■ Excerpts from an interface dataset ■
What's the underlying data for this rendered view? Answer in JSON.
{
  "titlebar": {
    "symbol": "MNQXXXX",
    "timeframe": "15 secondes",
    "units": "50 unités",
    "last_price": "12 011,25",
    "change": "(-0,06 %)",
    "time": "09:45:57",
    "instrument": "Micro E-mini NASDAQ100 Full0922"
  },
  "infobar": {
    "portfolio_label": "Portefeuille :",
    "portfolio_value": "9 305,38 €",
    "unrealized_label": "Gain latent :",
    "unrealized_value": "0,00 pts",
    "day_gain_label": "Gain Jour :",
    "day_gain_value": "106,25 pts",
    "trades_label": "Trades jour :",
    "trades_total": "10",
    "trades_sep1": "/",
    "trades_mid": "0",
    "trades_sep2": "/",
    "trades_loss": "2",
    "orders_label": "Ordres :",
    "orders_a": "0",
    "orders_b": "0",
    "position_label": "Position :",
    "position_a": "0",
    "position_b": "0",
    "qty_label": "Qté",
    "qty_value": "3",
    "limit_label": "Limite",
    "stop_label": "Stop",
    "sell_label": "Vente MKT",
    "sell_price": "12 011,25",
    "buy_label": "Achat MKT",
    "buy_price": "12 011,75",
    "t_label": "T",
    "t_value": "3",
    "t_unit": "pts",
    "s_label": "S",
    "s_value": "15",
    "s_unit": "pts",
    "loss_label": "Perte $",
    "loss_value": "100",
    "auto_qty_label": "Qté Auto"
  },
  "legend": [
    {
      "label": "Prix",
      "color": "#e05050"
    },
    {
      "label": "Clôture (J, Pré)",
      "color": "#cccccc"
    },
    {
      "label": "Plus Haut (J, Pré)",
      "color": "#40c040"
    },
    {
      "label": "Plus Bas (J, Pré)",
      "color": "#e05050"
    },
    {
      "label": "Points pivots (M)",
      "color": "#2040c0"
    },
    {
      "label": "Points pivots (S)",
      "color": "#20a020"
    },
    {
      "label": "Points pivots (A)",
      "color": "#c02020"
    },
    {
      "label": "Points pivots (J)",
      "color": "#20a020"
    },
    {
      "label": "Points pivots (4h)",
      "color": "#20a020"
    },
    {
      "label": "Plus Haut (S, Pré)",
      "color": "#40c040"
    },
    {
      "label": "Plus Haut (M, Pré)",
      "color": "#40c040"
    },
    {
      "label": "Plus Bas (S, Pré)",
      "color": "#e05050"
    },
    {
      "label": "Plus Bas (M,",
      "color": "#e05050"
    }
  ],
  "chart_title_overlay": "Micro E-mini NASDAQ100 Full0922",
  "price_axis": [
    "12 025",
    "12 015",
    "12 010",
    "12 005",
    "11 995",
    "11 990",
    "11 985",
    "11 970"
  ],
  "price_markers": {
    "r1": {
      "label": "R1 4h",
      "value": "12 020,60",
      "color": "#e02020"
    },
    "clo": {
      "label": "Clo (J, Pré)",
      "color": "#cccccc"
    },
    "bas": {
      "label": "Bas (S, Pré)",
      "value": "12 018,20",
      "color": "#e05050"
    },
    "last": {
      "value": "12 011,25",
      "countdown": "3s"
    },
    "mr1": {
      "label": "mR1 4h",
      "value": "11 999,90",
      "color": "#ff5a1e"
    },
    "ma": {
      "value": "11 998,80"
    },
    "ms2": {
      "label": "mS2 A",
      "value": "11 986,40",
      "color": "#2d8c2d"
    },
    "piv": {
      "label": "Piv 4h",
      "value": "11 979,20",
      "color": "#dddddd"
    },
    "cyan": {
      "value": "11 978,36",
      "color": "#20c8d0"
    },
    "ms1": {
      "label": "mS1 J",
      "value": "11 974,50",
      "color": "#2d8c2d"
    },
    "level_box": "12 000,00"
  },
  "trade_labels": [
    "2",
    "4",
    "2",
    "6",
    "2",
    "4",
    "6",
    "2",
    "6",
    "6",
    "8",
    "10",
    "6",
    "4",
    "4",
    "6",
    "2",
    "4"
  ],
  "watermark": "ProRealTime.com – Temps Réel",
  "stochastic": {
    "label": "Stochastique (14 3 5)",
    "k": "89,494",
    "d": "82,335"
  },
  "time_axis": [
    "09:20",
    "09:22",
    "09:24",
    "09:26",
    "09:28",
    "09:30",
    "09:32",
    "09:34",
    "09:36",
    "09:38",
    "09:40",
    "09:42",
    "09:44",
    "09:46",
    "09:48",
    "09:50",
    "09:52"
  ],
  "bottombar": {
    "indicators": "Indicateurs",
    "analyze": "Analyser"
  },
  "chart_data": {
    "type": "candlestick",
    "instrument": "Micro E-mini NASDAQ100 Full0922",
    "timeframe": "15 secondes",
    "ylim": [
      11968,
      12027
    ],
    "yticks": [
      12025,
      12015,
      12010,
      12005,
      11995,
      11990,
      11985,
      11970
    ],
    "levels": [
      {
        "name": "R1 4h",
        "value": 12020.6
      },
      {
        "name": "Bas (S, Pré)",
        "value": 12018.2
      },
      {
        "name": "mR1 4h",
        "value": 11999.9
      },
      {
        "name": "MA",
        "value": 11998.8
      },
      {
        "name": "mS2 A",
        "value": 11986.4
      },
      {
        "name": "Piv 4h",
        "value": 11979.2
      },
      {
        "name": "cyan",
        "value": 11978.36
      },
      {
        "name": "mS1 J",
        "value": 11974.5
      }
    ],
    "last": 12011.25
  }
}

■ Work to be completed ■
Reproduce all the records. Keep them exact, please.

■ Exercise answer ■
What's the underlying data for this rendered view? Answer in JSON.
{
  "titlebar": {
    "symbol": "MNQXXXX",
    "timeframe": "15 secondes",
    "units": "50 unités",
    "last_price": "12 011,25",
    "change": "(-0,06 %)",
    "time": "09:45:57",
    "instrument": "Micro E-mini NASDAQ100 Full0922"
  },
  "infobar": {
    "portfolio_label": "Portefeuille :",
    "portfolio_value": "9 305,38 €",
    "unrealized_label": "Gain latent :",
    "unrealized_value": "0,00 pts",
    "day_gain_label": "Gain Jour :",
    "day_gain_value": "106,25 pts",
    "trades_label": "Trades jour :",
    "trades_total": "10",
    "trades_sep1": "/",
    "trades_mid": "0",
    "trades_sep2": "/",
    "trades_loss": "2",
    "orders_label": "Ordres :",
    "orders_a": "0",
    "orders_b": "0",
    "position_label": "Position :",
    "position_a": "0",
    "position_b": "0",
    "qty_label": "Qté",
    "qty_value": "3",
    "limit_label": "Limite",
    "stop_label": "Stop",
    "sell_label": "Vente MKT",
    "sell_price": "12 011,25",
    "buy_label": "Achat MKT",
    "buy_price": "12 011,75",
    "t_label": "T",
    "t_value": "3",
    "t_unit": "pts",
    "s_label": "S",
    "s_value": "15",
    "s_unit": "pts",
    "loss_label": "Perte $",
    "loss_value": "100",
    "auto_qty_label": "Qté Auto"
  },
  "legend": [
    {
      "label": "Prix",
      "color": "#e05050"
    },
    {
      "label": "Clôture (J, Pré)",
      "color": "#cccccc"
    },
    {
      "label": "Plus Haut (J, Pré)",
      "color": "#40c040"
    },
    {
      "label": "Plus Bas (J, Pré)",
      "color": "#e05050"
    },
    {
      "label": "Points pivots (M)",
      "color": "#2040c0"
    },
    {
      "label": "Points pivots (S)",
      "color": "#20a020"
    },
    {
      "label": "Points pivots (A)",
      "color": "#c02020"
    },
    {
      "label": "Points pivots (J)",
      "color": "#20a020"
    },
    {
      "label": "Points pivots (4h)",
      "color": "#20a020"
    },
    {
      "label": "Plus Haut (S, Pré)",
      "color": "#40c040"
    },
    {
      "label": "Plus Haut (M, Pré)",
      "color": "#40c040"
    },
    {
      "label": "Plus Bas (S, Pré)",
      "color": "#e05050"
    },
    {
      "label": "Plus Bas (M,",
      "color": "#e05050"
    }
  ],
  "chart_title_overlay": "Micro E-mini NASDAQ100 Full0922",
  "price_axis": [
    "12 025",
    "12 015",
    "12 010",
    "12 005",
    "11 995",
    "11 990",
    "11 985",
    "11 970"
  ],
  "price_markers": {
    "r1": {
      "label": "R1 4h",
      "value": "12 020,60",
      "color": "#e02020"
    },
    "clo": {
      "label": "Clo (J, Pré)",
      "color": "#cccccc"
    },
    "bas": {
      "label": "Bas (S, Pré)",
      "value": "12 018,20",
      "color": "#e05050"
    },
    "last": {
      "value": "12 011,25",
      "countdown": "3s"
    },
    "mr1": {
      "label": "mR1 4h",
      "value": "11 999,90",
      "color": "#ff5a1e"
    },
    "ma": {
      "value": "11 998,80"
    },
    "ms2": {
      "label": "mS2 A",
      "value": "11 986,40",
      "color": "#2d8c2d"
    },
    "piv": {
      "label": "Piv 4h",
      "value": "11 979,20",
      "color": "#dddddd"
    },
    "cyan": {
      "value": "11 978,36",
      "color": "#20c8d0"
    },
    "ms1": {
      "label": "mS1 J",
      "value": "11 974,50",
      "color": "#2d8c2d"
    },
    "level_box": "12 000,00"
  },
  "trade_labels": [
    "2",
    "4",
    "2",
    "6",
    "2",
    "4",
    "6",
    "2",
    "6",
    "6",
    "8",
    "10",
    "6",
    "4",
    "4",
    "6",
    "2",
    "4"
  ],
  "watermark": "ProRealTime.com – Temps Réel",
  "stochastic": {
    "label": "Stochastique (14 3 5)",
    "k": "89,494",
    "d": "82,335"
  },
  "time_axis": [
    "09:20",
    "09:22",
    "09:24",
    "09:26",
    "09:28",
    "09:30",
    "09:32",
    "09:34",
    "09:36",
    "09:38",
    "09:40",
    "09:42",
    "09:44",
    "09:46",
    "09:48",
    "09:50",
    "09:52"
  ],
  "bottombar": {
    "indicators": "Indicateurs",
    "analyze": "Analyser"
  },
  "chart_data": {
    "type": "candlestick",
    "instrument": "Micro E-mini NASDAQ100 Full0922",
    "timeframe": "15 secondes",
    "ylim": [
      11968,
      12027
    ],
    "yticks": [
      12025,
      12015,
      12010,
      12005,
      11995,
      11990,
      11985,
      11970
    ],
    "levels": [
      {
        "name": "R1 4h",
        "value": 12020.6
      },
      {
        "name": "Bas (S, Pré)",
        "value": 12018.2
      },
      {
        "name": "mR1 4h",
        "value": 11999.9
      },
      {
        "name": "MA",
        "value": 11998.8
      },
      {
        "name": "mS2 A",
        "value": 11986.4
      },
      {
        "name": "Piv 4h",
        "value": 11979.2
      },
      {
        "name": "cyan",
        "value": 11978.36
      },
      {
        "name": "mS1 J",
        "value": 11974.5
      }
    ],
    "last": 12011.25
  }
}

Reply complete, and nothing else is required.